More interesting than the Jacobs plot, however, is the "B" storyline, involving Ambassador Kosh's relationship with Sheridan. As Sheridan notes in their big scene together at the end of this episode, Kosh has been much more actively involved since his arrival. In Season One, Kosh only very rarely appeared at council meetings. Usually, if Sinclair wanted to talk to Kosh, he had to go directly to Kosh's quarters. However, we have seen Kosh taking the initiative to directly observe Sheridan, and even working to help Sheridan rescue himself in All Alone in the Night.
When Sheridan asks why, Kosh has no real answer for him. He simply indicates that Sheridan is "not ready," and asks his question - the Vorlon question - "Who are you?" When Sheridan asks if Kosh is interested in a cultural exchange - information about humans in exchange for information about Vorlons - Kosh appears disappointed at the banality of the suggestion, and seems ready to dismiss the new captain as not worth his time after all. But then a frustrated Sheridan demands of Kosh: "What do you want?"
Asked this question - Morden's question - Kosh turns back to rebuke Sheridan. He tells the captain to never ask that question. And it is then, after having heard Sheridan unwittingly speak this dangerous question, that Kosh seems to make the final decision to teach Sheridan. Not about Vorlons, but about himself.
Why does Sheridan's "What do you want?" have this effect? Perhaps the question shows that Sheridan - a man who has been placed in a position that makes him important to the Vorlons' agenda - is not yet entirely safe, that he could still fall under the Shadows' influence. Perhaps Kosh takes such an interest in Sheridan precisely because the captain is vulnerable in this way. Certainly, we will later see that the Shadows do have access to something that Sheridan really does want.
...or I could be overreading the scene. Regardless, it is by far the best scene in a good episode.
Like a lot of Season Two episodes, Hunter, Prey feels small, and largely free of any sense of jeopardy. The best Babylon 5 episodes are the ones where everything feels out of control, where you aren't quite certain that everything will turn out all right in the end. Here, as with most of Season Two's output, there is never that sense. I never doubted for a moment that Sheridan and Garibaldi would "win."
Also, the subplot with Max (Richard Moll), the Down Below gangster who is, effectively, a dumber and less-menacing version of Grail's Deuce, just didn't work for me. I understood why it was there. It provides a needed complication, and puts a timetable on Garibaldi's search for Jacobs. But Max was a complete caricature, and despite Richard Moll's imposing physical presence, he failed to convey any sense of menace. The ease with which (a wounded) Garibaldi defeats him at the end only underscores what a weak secondary villain Max is. At least he never makes a return appearance.

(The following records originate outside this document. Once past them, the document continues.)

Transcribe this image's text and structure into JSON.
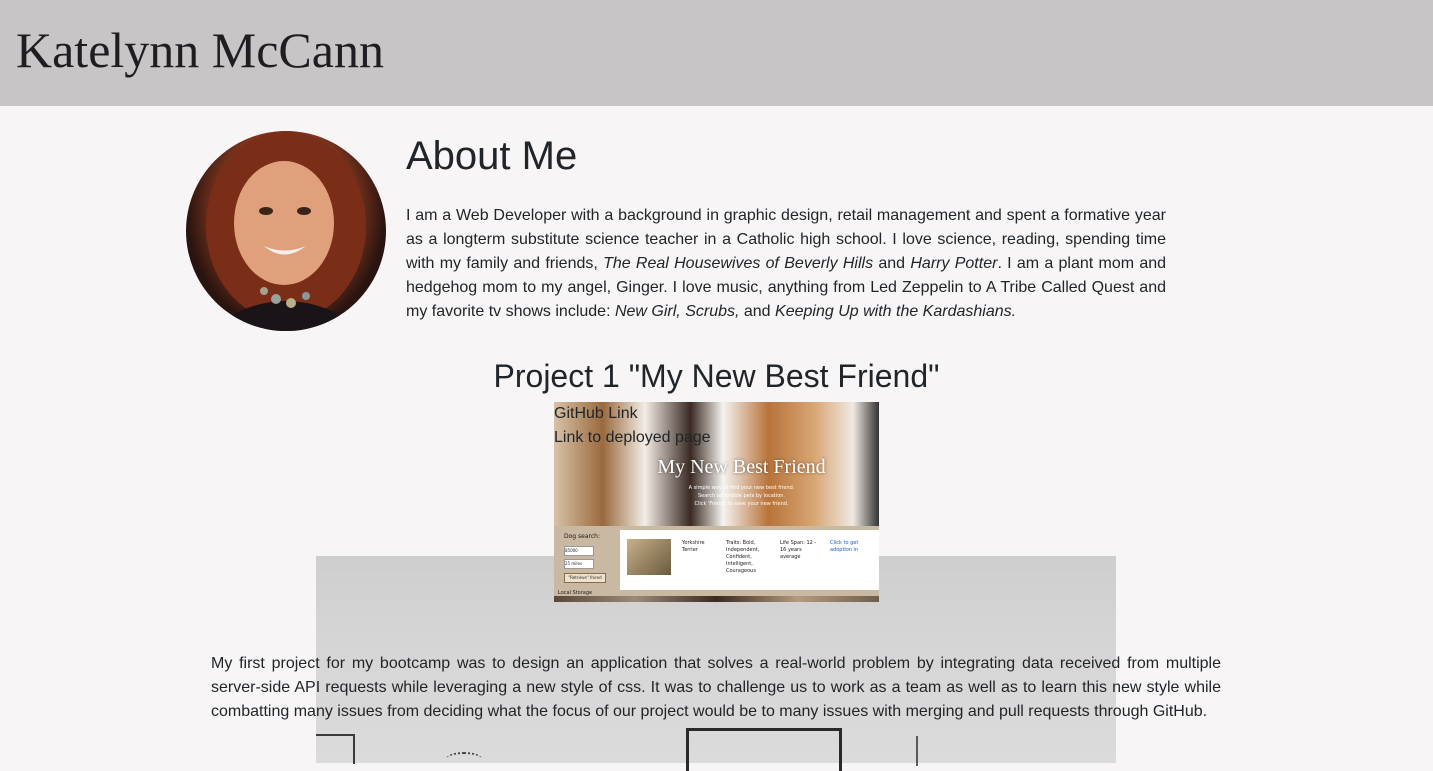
{
  "header": {
    "title": "Katelynn McCann",
    "background_color": "#c9c4c6"
  },
  "about": {
    "avatar_alt": "Katelynn McCann profile photo",
    "heading": "About Me",
    "paragraph": {
      "part1": "I am a Web Developer with a background in graphic design, retail management and spent a formative year as a longterm substitute science teacher in a Catholic high school. I love science, reading, spending time with my family and friends, ",
      "italic1": "The Real Housewives of Beverly Hills",
      "part2": " and ",
      "italic2": "Harry Potter",
      "part3": ". I am a plant mom and hedgehog mom to my angel, Ginger. I love music, anything from Led Zeppelin to A Tribe Called Quest and my favorite tv shows include: ",
      "italic3": "New Girl, Scrubs,",
      "part4": " and ",
      "italic4": "Keeping Up with the Kardashians.",
      "part5": ""
    }
  },
  "project1": {
    "title": "Project 1 \"My New Best Friend\"",
    "links": {
      "github": "GitHub Link",
      "deployed": "Link to deployed page"
    },
    "screenshot": {
      "hero_title": "My New Best Friend",
      "hero_sub_1": "A simple way to find your new best friend.",
      "hero_sub_2": "Search adoptable pets by location.",
      "hero_sub_3": "Click 'Friend' to save your new friend.",
      "search_label": "Dog search:",
      "zip_value": "85000",
      "distance_value": "25 miles",
      "button_label": "\"Retrieve\" friend",
      "storage_label": "Local Storage",
      "breed": "Yorkshire Terrier",
      "traits": "Traits: Bold, Independent, Confident, Intelligent, Courageous",
      "life_span": "Life Span: 12 - 16 years average",
      "adopt_link": "Click to get adoption in"
    },
    "description": "My first project for my bootcamp was to design an application that solves a real-world problem by integrating data received from multiple server-side API requests while leveraging a new style of css. It was to challenge us to work as a team as well as to learn this new style while combatting many issues from deciding what the focus of our project would be to many issues with merging and pull requests through GitHub."
  },
  "colors": {
    "page_background": "#f7f5f6",
    "text": "#212529"
  }
}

Nit-picks aside, this was a strong episode that kept me engaged throughout, while ratcheting up two important subplots: President Clark is becoming bolder, and more dangerous; and Kosh has made a promise to Sheridan, which should yield some interesting results in future episodes...